- In the second article, I presented the problem of interpreting medical tests when there is uncertainty about parameters like sensitivity and specificity. I explained that there are (at least) four models of the scenario, and I hinted that some of them yield different answers. I presented my solution for one of the scenarios, using the computational framework from Think Bayes.
Now, on to Scenario B. For those of you coming in late, here are the Scenarios again:
Scenario A: The patients are drawn at random from the relevant population, and the reason we are uncertain about t is that either (1) there are two versions of the test, with different false positive rates, and we don't know which test was used, or (2) there are two groups of people, the false positive rate is different for different groups, and we don't know which group the patient is in.
Scenario B: As in Scenario A, the patients are drawn at random from the relevant population, but the reason we are uncertain about t is that previous studies of the test have been contradictory. That is, there is only one version of the test, and we have reason to believe that t is the same for all groups, but we are not sure what the correct value of t is.
Scenario C: As in Scenario A, there are two versions of the test or two groups of people. But now the patients are being filtered so we only see the patients who tested positive and we don't know how many patients tested negative. For example, suppose you are a specialist and patients are only referred to you after they test positive.

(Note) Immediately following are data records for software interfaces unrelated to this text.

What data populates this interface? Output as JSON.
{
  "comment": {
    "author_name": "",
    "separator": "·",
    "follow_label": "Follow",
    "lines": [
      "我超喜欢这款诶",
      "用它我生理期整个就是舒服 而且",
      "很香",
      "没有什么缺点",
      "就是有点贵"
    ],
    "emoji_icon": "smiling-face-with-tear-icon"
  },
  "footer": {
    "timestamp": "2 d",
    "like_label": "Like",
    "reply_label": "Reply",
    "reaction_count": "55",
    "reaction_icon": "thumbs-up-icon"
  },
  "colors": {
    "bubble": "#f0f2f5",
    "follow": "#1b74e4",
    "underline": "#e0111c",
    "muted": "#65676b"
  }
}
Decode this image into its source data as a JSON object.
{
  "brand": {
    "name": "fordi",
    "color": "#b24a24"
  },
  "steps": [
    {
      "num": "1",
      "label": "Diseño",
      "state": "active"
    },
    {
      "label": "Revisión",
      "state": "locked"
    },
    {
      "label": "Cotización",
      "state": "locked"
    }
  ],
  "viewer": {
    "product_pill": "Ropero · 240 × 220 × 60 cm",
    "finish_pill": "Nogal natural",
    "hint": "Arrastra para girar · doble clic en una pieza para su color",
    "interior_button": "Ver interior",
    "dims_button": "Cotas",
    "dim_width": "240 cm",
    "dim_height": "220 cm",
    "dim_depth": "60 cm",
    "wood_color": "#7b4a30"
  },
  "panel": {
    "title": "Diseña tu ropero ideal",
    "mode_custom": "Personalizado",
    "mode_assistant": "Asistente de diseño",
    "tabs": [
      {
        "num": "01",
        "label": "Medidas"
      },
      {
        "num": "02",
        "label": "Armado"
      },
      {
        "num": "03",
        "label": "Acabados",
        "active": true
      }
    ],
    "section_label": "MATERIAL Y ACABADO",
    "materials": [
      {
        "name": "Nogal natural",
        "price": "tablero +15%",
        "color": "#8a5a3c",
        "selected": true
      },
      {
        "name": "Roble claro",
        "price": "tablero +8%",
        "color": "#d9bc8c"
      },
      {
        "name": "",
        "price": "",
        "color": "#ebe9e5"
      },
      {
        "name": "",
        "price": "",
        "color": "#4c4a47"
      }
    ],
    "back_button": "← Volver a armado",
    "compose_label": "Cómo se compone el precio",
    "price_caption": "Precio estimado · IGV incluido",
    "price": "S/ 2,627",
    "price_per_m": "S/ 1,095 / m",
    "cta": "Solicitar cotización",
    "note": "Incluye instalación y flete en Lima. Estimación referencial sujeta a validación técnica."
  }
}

Scenario D: As in Scenario B, we have reason to think that t is the same for all patients, and as in Scenario C, we only see patients who test positive and don't know how many tested negative.
And the questions we would like to answer are:
- What is the probability that a patient who tests positive is actually sick?
- Given two patients who have tested positive, what is the probability that both are sick?
You can read a static version of the notebook here.
You can run the notebook on Binder.
If you click the Binder link, you should get a home page showing the notebooks and Python modules in the repository for this blog. Click on test_scenario_b.ipynb to load the notebook for this article.
I'll give you a chance to think about Scenarios C and D, and I'll post my solution in the next couple of days.